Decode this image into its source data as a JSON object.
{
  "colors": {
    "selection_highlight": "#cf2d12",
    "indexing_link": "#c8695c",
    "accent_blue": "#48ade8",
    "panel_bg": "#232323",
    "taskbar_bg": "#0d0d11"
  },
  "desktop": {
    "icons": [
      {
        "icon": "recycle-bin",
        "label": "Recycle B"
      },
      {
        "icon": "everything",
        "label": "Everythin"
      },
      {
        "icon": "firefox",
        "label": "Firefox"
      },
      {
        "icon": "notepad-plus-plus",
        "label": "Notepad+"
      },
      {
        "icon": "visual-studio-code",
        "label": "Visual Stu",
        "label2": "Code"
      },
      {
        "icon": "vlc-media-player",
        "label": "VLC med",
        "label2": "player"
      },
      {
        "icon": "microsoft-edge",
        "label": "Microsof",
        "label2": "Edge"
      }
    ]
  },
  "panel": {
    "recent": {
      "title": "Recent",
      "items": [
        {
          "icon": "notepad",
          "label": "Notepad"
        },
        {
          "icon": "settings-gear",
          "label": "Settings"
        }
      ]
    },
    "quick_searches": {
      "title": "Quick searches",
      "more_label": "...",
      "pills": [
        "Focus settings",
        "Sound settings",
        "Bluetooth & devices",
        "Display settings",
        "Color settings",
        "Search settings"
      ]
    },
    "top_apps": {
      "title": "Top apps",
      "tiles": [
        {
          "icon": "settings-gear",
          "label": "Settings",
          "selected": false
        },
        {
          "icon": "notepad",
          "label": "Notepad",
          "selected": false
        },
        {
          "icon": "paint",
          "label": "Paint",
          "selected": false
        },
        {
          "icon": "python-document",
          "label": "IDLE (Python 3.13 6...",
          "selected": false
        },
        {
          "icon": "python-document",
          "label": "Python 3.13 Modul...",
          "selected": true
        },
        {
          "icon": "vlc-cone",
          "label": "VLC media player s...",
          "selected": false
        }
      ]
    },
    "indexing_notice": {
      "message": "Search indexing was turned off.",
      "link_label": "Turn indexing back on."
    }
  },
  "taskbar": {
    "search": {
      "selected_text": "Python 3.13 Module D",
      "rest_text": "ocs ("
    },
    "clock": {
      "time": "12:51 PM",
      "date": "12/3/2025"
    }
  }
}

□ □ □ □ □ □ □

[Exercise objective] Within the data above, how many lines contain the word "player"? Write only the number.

[Reply to the exercise] 3